||Philosophical exposition of the principles of Judaism. Shevilei Emunah is an ethical work designed to strengthen belief, and defend against the skepticism of philosophy, in an age when “people are lost in darkness.” The book is divided into ten primary netivot (paths, chapters), namely, 1) faith in the Creator, His unity and incorporeality, and a discussion of His names, with kabbalistic examples; 2) the creation of the world, the spheres, climates, and the immutability of God; 3) the forming of man and his partner (Eve), and procreation; 4) human embryology, anatomy and pathology; 5) conduct leading to longevity; 6) the nature of the soul; 7) elevation of the soul through the observance of the Torah and its commandments; 8) belief in the Oral Law and its unbroken transmission from Moses; 9) reward and punishment; and 10) the redemption of Israel and resurrection. There are approbations and an introduction from R. Alabi.

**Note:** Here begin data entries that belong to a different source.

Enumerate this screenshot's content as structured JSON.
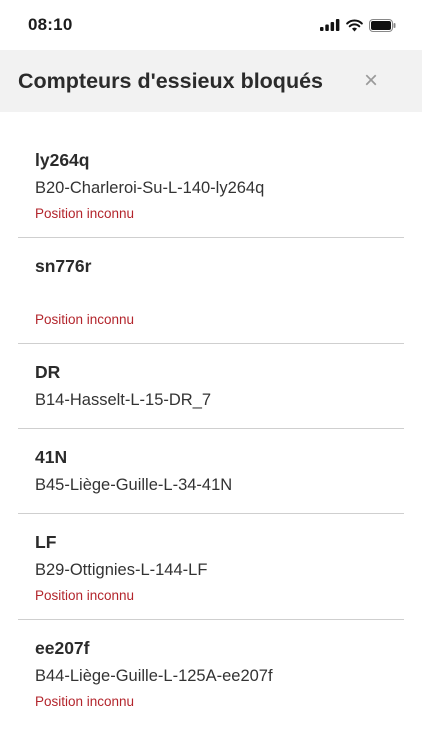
{
  "status_bar": {
    "time": "08:10"
  },
  "header": {
    "title": "Compteurs d'essieux bloqués",
    "close_glyph": "×"
  },
  "items": [
    {
      "id": "ly264q",
      "name": "B20-Charleroi-Su-L-140-ly264q",
      "status": "Position inconnu"
    },
    {
      "id": "sn776r",
      "name": "",
      "status": "Position inconnu"
    },
    {
      "id": "DR",
      "name": "B14-Hasselt-L-15-DR_7",
      "status": ""
    },
    {
      "id": "41N",
      "name": "B45-Liège-Guille-L-34-41N",
      "status": ""
    },
    {
      "id": "LF",
      "name": "B29-Ottignies-L-144-LF",
      "status": "Position inconnu"
    },
    {
      "id": "ee207f",
      "name": "B44-Liège-Guille-L-125A-ee207f",
      "status": "Position inconnu"
    }
  ]
}
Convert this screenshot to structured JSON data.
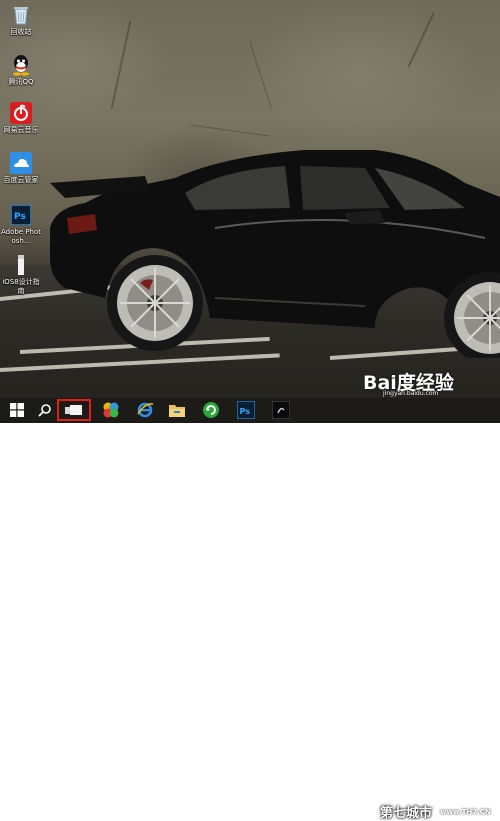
{
  "desktop": {
    "icons": [
      {
        "name": "recycle-bin-icon",
        "label": "回收站"
      },
      {
        "name": "qq-icon",
        "label": "腾讯QQ"
      },
      {
        "name": "netease-music-icon",
        "label": "网易云音乐"
      },
      {
        "name": "baidu-cloud-icon",
        "label": "百度云管家"
      },
      {
        "name": "photoshop-icon",
        "label": "Adobe Photosh..."
      },
      {
        "name": "ios8-design-file-icon",
        "label": "iOS8设计指南"
      }
    ]
  },
  "taskbar": {
    "items": [
      {
        "name": "start-windows-icon"
      },
      {
        "name": "search-icon"
      },
      {
        "name": "task-view-icon",
        "selected": true
      },
      {
        "name": "app-colorful-icon"
      },
      {
        "name": "internet-explorer-icon"
      },
      {
        "name": "file-explorer-icon"
      },
      {
        "name": "green-refresh-app-icon"
      },
      {
        "name": "photoshop-taskbar-icon",
        "label": "Ps"
      },
      {
        "name": "media-app-icon"
      }
    ],
    "selected_color": "#e0201b"
  },
  "watermarks": {
    "baidu_logo": "Bai度经验",
    "baidu_url": "jingyan.baidu.com",
    "site_cn": "第七城市",
    "site_en": "www.TH7.CN"
  },
  "colors": {
    "wallpaper_top": "#6f6a5a",
    "floor": "#2c2a25",
    "taskbar": "#1c1b18",
    "photoshop_blue": "#31a8ff"
  }
}
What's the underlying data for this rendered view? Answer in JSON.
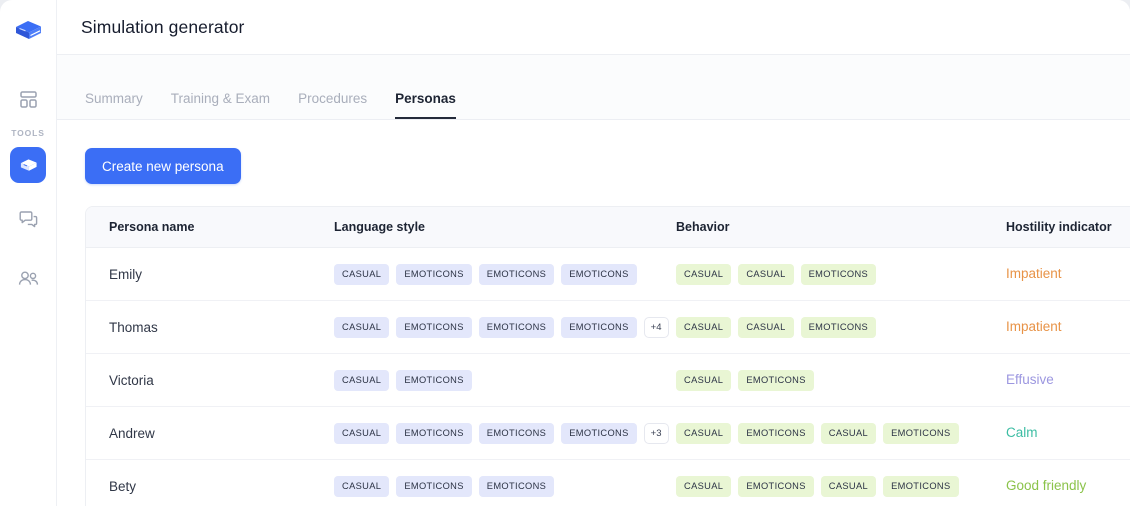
{
  "sidebar": {
    "logo_name": "book-logo",
    "section_label": "TOOLS",
    "items": [
      {
        "name": "dashboard",
        "icon": "dashboard-icon"
      },
      {
        "name": "simulation-generator",
        "icon": "graduation-cap-icon"
      },
      {
        "name": "conversations",
        "icon": "chat-bubbles-icon"
      },
      {
        "name": "users",
        "icon": "people-icon"
      }
    ]
  },
  "header": {
    "title": "Simulation generator"
  },
  "tabs": [
    {
      "label": "Summary",
      "active": false
    },
    {
      "label": "Training & Exam",
      "active": false
    },
    {
      "label": "Procedures",
      "active": false
    },
    {
      "label": "Personas",
      "active": true
    }
  ],
  "actions": {
    "create_persona_label": "Create new persona"
  },
  "table": {
    "columns": [
      "Persona name",
      "Language style",
      "Behavior",
      "Hostility indicator"
    ],
    "rows": [
      {
        "name": "Emily",
        "language_style": [
          "CASUAL",
          "EMOTICONS",
          "EMOTICONS",
          "EMOTICONS"
        ],
        "language_more": "",
        "behavior": [
          "CASUAL",
          "CASUAL",
          "EMOTICONS"
        ],
        "behavior_more": "",
        "hostility": "Impatient",
        "hostility_color": "#e89347"
      },
      {
        "name": "Thomas",
        "language_style": [
          "CASUAL",
          "EMOTICONS",
          "EMOTICONS",
          "EMOTICONS"
        ],
        "language_more": "+4",
        "behavior": [
          "CASUAL",
          "CASUAL",
          "EMOTICONS"
        ],
        "behavior_more": "",
        "hostility": "Impatient",
        "hostility_color": "#e89347"
      },
      {
        "name": "Victoria",
        "language_style": [
          "CASUAL",
          "EMOTICONS"
        ],
        "language_more": "",
        "behavior": [
          "CASUAL",
          "EMOTICONS"
        ],
        "behavior_more": "",
        "hostility": "Effusive",
        "hostility_color": "#9c97e0"
      },
      {
        "name": "Andrew",
        "language_style": [
          "CASUAL",
          "EMOTICONS",
          "EMOTICONS",
          "EMOTICONS"
        ],
        "language_more": "+3",
        "behavior": [
          "CASUAL",
          "EMOTICONS",
          "CASUAL",
          "EMOTICONS"
        ],
        "behavior_more": "",
        "hostility": "Calm",
        "hostility_color": "#3cbda3"
      },
      {
        "name": "Bety",
        "language_style": [
          "CASUAL",
          "EMOTICONS",
          "EMOTICONS"
        ],
        "language_more": "",
        "behavior": [
          "CASUAL",
          "EMOTICONS",
          "CASUAL",
          "EMOTICONS"
        ],
        "behavior_more": "",
        "hostility": "Good friendly",
        "hostility_color": "#8bc34a"
      }
    ]
  },
  "colors": {
    "accent": "#3b6ef5",
    "lang_chip_bg": "#e3e7fb",
    "behavior_chip_bg": "#e9f6d4",
    "active_tab": "#232a3a"
  }
}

R. Meir ben Isaac Aldabi (aben Aldabi Sefardi, c. 1310-after 1360), was a grandson, on his mother’s side, of R. Asher ben Jehiel (Rosh), whom he frequently references. Aldabi was well educated in the scientific, philosophical, and theological ideas of the time, in addition to having received a thorough rabbinic education, supplemented by a deep interest in Kabbalistic studies. It is believed that Aldabi left Toledo in 1348 for Jerusalem, where he wrote Shevilei Emunah (Paths of Faith), completing it in 1360.